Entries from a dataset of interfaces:
────

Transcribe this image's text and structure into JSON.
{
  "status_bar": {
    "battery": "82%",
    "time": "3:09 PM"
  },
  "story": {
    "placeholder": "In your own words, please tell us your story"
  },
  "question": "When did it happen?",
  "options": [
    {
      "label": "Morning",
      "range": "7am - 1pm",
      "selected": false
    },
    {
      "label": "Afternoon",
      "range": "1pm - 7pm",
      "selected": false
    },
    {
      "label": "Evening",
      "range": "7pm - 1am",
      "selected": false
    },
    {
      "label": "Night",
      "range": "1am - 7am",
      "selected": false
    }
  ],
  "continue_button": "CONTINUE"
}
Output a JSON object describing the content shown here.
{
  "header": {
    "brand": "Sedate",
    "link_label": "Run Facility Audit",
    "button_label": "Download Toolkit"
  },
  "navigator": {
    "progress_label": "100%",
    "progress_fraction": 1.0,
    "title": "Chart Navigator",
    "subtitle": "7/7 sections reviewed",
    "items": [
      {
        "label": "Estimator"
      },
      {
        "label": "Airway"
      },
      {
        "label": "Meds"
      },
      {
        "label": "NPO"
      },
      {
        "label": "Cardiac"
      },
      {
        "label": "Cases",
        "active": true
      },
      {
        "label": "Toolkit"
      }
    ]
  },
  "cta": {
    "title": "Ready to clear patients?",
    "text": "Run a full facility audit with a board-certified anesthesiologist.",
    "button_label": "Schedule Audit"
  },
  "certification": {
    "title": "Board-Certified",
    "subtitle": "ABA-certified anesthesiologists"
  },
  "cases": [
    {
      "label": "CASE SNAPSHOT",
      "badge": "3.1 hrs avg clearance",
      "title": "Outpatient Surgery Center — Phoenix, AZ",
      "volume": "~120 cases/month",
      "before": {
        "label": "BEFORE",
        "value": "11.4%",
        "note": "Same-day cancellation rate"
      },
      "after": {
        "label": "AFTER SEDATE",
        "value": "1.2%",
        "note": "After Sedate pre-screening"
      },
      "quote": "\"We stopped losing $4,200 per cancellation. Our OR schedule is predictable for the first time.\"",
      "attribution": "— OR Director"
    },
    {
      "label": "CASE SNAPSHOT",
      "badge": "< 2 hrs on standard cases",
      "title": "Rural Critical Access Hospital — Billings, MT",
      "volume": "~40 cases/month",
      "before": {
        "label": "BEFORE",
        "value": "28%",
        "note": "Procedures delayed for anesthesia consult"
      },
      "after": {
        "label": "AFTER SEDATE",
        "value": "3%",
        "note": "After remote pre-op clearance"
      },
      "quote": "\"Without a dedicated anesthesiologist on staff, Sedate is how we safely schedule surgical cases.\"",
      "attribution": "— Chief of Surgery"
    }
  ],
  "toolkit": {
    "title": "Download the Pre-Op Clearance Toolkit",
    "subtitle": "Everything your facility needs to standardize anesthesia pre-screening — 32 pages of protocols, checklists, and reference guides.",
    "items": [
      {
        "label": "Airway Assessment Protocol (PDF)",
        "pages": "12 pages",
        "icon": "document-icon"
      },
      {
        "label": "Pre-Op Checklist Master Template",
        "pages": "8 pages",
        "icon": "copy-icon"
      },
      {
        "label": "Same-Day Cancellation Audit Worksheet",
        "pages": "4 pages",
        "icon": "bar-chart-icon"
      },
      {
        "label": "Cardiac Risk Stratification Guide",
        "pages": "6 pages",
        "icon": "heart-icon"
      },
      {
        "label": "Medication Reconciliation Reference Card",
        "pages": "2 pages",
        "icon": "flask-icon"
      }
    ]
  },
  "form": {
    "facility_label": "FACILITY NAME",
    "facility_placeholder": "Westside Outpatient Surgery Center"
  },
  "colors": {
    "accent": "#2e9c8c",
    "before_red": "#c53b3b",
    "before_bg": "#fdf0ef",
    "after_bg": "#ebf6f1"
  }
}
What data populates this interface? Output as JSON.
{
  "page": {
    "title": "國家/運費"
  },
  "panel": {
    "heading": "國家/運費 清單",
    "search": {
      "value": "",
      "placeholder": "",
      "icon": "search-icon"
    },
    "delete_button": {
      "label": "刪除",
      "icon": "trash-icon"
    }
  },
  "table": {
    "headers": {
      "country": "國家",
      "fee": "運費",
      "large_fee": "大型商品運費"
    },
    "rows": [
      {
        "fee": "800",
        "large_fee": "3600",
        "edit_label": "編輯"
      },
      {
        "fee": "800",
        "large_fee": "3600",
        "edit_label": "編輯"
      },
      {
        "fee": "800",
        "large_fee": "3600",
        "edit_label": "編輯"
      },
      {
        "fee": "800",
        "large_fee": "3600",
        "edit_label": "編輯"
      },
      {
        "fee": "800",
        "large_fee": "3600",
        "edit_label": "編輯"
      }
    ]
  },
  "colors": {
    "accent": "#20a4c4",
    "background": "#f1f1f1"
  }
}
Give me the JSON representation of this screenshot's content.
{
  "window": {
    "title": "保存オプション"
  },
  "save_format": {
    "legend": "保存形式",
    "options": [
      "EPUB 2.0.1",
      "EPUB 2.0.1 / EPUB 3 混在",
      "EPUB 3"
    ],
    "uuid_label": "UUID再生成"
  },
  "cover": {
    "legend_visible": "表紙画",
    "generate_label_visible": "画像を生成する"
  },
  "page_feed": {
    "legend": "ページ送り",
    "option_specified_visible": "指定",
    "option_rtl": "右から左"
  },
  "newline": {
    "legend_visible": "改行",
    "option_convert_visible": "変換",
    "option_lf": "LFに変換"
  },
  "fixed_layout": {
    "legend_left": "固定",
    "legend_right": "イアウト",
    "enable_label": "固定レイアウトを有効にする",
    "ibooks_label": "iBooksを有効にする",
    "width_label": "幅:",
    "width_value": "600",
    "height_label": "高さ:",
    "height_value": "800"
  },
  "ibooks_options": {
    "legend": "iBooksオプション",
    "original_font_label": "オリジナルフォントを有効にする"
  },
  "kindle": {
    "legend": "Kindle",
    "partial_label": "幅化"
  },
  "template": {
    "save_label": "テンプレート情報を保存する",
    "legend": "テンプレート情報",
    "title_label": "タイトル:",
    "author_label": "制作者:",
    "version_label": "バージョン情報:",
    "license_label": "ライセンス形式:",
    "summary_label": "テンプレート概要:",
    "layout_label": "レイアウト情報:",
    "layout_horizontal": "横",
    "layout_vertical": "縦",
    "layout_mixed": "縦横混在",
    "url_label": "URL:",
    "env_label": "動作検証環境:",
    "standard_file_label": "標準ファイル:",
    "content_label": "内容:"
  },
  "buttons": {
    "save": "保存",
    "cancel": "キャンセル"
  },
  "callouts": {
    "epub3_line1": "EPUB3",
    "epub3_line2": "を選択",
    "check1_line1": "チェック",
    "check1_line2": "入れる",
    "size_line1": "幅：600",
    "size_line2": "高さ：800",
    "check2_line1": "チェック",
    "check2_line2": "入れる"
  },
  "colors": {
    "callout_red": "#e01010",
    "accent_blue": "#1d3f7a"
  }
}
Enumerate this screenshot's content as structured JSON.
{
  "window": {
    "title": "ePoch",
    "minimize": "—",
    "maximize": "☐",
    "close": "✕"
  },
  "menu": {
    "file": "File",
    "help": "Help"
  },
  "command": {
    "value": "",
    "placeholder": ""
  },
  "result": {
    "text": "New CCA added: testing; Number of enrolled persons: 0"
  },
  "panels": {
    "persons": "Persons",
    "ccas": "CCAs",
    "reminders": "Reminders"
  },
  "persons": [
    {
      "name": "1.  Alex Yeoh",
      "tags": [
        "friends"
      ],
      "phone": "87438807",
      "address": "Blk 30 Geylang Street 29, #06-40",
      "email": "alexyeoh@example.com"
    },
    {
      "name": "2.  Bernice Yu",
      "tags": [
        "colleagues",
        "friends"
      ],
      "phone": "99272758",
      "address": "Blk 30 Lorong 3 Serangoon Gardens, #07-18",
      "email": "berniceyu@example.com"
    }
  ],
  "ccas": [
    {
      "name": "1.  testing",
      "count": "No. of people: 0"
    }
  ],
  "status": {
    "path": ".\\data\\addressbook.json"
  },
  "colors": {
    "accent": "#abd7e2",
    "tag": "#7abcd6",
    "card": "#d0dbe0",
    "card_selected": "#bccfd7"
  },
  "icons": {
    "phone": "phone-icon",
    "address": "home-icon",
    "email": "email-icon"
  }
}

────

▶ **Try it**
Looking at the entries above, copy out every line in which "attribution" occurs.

▶ **Task response**
      "attribution": "— OR Director"
      "attribution": "— Chief of Surgery"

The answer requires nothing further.